The jurisprudence generated by receiverships over the last two decades has provided welcomed guidance on various aspects of contract law and equitable principles. The recent ex tempore decision in the matter of Patrick McCann v Start Mortgages DAC, Ken Fennell, James Anderson and BRG Gibson Auctions[1] demonstrates that parties must come to the Court for assistance in a timely manner and with clean hands.
The facts
The Plaintiff brought an application for interlocutory relief to prohibit the Defendants from offering, by way of auction a portion of charged property in County Meath.
Although all the details did not appear to be before the Court when interim relief was granted, the timeline of events is important.
A Plenary Summons issued on Thursday, 22 September 2022. At approximately 17.20 on Tuesday, 27 September 2022 an application was brought for short service of a motion for interlocutory relief returnable to Thursday, 29 September 2022 at 11am.
The auction of the property was to take place on the Thursday, 29 September 2022 at 12noon.
A vacation judge was obliged to hear the interlocutory application to prevent the auction while the auction was in fact ongoing. The Defendants volunteered an undertaking not to progress the sale until the matter next came before the Court, but could not stop the auction proceeding at such a late stage. The Court Order was made at 13.24, but in fact, the property sold at 13.31.
The Defendants argued that the Plaintiff's relief be denied on the grounds of delay. 

The Judgment
While full details of the date of the appointment of a Receiver are not recited in the judgment, it was evident that the Plaintiff was aware of the Receiver being appointed and subsequently securing the property from early August 2022 and accordingly, the Court held that "the Plaintiff was at least aware of the risk that the Property might be sold". Furthermore, the Court commented that the Plaintiff had to have been aware "relatively quickly after the first publication of the action" of the intention to sell the Property.
Proceedings issued on 22 September 2022, but were not served on the Defendants. Despite a Motion seeking short service coming before the Court on the following Tuesday, it was only on the morning of the auction on the Thursday that a copy of the Motion papers were served on the Defendants. In the context of an application for short service and urgent relief of this kind, the Court held that this constituted "excessive delay".
The Court went on to consider the balance of issues such as whether there was a fair issue to be tried and concluded, inter alia, averments at the level of general level of assertion and inconsistencies between affidavit and oral evidence deprived the Plaintiff of an entitlement to the relief sought.

Interlocutory relief is sought to maintain the status quo and protect the rights of parties but the Court has now held that applications for such relief  must be brought in a timely manner. An eleventh-hour application to frustrate or ambush the sale of a property is rarely likely to succeed but if there is to be any hope of the success of such an application, it should be brought on notice to all relevant parties as soon as possible.
This judgment serves as a useful reminder that once on notice of a sale of a property, act sooner rather than later as "delay of that kind negates any entitlement to such urgent, mandatory relief".
As a final analysis, interlocutory relief is governed by the law of Equity and as such subject to the various equitable maxims. This case clearly reaffirms the equitable maxim that Delay Defeats Equity!
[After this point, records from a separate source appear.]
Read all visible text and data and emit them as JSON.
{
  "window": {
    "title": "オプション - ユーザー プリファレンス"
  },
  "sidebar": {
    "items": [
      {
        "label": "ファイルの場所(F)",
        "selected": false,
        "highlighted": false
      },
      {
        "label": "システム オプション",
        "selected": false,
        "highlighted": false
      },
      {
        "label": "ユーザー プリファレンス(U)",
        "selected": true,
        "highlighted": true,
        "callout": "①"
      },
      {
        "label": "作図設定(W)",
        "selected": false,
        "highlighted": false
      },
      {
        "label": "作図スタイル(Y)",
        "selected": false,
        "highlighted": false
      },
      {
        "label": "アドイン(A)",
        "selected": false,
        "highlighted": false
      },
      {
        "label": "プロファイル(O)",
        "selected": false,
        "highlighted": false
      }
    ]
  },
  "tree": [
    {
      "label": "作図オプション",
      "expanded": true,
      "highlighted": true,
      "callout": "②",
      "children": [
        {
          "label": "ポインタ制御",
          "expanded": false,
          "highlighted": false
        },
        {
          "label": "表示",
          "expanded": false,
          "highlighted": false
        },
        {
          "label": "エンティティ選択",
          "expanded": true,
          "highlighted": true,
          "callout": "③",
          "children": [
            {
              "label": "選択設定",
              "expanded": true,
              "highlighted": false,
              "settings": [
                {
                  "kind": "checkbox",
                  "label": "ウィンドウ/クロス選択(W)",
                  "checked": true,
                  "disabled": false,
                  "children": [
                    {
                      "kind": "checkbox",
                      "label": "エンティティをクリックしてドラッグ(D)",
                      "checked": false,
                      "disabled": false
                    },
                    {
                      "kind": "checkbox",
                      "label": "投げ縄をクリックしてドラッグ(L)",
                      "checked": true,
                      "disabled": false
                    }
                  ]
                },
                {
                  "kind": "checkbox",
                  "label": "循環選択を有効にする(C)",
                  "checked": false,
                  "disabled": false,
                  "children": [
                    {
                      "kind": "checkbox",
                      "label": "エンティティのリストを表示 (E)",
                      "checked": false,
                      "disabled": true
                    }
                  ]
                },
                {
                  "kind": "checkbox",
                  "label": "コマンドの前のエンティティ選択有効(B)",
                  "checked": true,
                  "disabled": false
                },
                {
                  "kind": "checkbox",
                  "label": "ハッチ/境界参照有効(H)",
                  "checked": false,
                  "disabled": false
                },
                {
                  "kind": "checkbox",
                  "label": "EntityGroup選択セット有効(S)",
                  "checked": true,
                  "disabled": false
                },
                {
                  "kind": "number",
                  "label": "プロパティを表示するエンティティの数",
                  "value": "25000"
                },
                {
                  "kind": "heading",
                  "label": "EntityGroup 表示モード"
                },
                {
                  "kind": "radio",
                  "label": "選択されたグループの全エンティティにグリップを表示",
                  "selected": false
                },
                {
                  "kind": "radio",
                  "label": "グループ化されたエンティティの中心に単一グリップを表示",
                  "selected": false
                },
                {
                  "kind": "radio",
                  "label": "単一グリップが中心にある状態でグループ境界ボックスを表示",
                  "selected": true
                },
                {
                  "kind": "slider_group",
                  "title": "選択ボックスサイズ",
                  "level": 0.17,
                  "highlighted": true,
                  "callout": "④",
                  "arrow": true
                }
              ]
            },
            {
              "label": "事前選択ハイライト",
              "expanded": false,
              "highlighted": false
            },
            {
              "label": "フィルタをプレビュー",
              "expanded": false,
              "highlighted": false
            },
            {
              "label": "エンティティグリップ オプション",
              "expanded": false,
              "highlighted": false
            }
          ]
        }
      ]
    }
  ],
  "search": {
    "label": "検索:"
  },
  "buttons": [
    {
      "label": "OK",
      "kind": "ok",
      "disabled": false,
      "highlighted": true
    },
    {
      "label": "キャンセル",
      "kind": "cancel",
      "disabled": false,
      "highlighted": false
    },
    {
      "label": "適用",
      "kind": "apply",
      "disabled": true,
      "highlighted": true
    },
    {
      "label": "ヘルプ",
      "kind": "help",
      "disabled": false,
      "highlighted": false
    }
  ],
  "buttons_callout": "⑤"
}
[1] Ex Tempore, Ms Justice Stack, 3 November 2022

Written by: Joanne Cooney and Mark Woodcock